* [WHAT TO WORK ON]: Give every line of the material back exactly, images removed.

* [MATERIAL FOR THIS EXERCISE]:
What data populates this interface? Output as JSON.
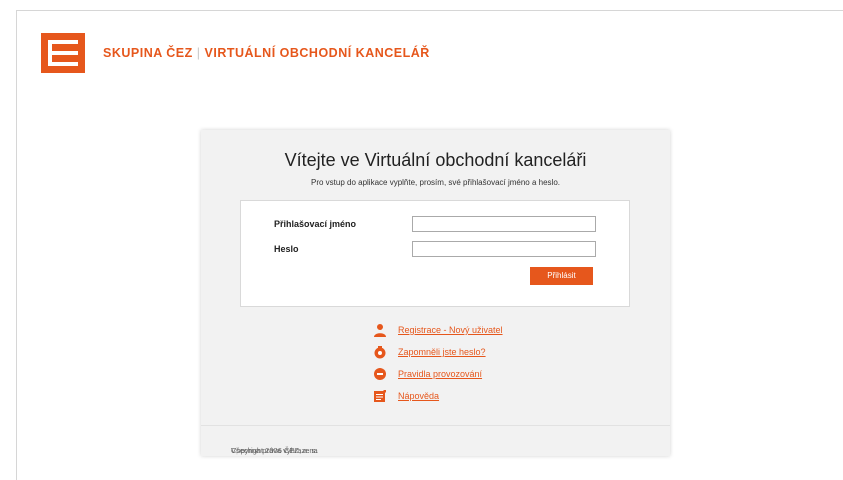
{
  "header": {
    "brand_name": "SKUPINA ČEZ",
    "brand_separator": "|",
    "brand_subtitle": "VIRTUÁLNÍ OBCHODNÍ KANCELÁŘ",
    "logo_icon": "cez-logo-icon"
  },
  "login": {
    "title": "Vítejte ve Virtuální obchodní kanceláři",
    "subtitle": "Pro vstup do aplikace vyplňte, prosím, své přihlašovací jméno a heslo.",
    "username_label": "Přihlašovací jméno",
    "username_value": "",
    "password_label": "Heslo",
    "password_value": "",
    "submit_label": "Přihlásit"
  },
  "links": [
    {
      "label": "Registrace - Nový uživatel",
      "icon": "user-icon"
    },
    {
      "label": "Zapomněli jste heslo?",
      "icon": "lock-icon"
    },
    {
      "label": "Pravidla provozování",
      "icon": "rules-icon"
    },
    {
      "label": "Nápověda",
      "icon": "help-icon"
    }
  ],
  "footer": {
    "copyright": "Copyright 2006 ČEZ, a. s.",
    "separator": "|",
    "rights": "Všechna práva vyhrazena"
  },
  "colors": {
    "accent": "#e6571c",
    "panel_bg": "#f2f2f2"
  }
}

* [ANSWER TO THIS EXERCISE]:
What data populates this interface? Output as JSON.
{
  "header": {
    "brand_name": "SKUPINA ČEZ",
    "brand_separator": "|",
    "brand_subtitle": "VIRTUÁLNÍ OBCHODNÍ KANCELÁŘ",
    "logo_icon": "cez-logo-icon"
  },
  "login": {
    "title": "Vítejte ve Virtuální obchodní kanceláři",
    "subtitle": "Pro vstup do aplikace vyplňte, prosím, své přihlašovací jméno a heslo.",
    "username_label": "Přihlašovací jméno",
    "username_value": "",
    "password_label": "Heslo",
    "password_value": "",
    "submit_label": "Přihlásit"
  },
  "links": [
    {
      "label": "Registrace - Nový uživatel",
      "icon": "user-icon"
    },
    {
      "label": "Zapomněli jste heslo?",
      "icon": "lock-icon"
    },
    {
      "label": "Pravidla provozování",
      "icon": "rules-icon"
    },
    {
      "label": "Nápověda",
      "icon": "help-icon"
    }
  ],
  "footer": {
    "copyright": "Copyright 2006 ČEZ, a. s.",
    "separator": "|",
    "rights": "Všechna práva vyhrazena"
  },
  "colors": {
    "accent": "#e6571c",
    "panel_bg": "#f2f2f2"
  }
}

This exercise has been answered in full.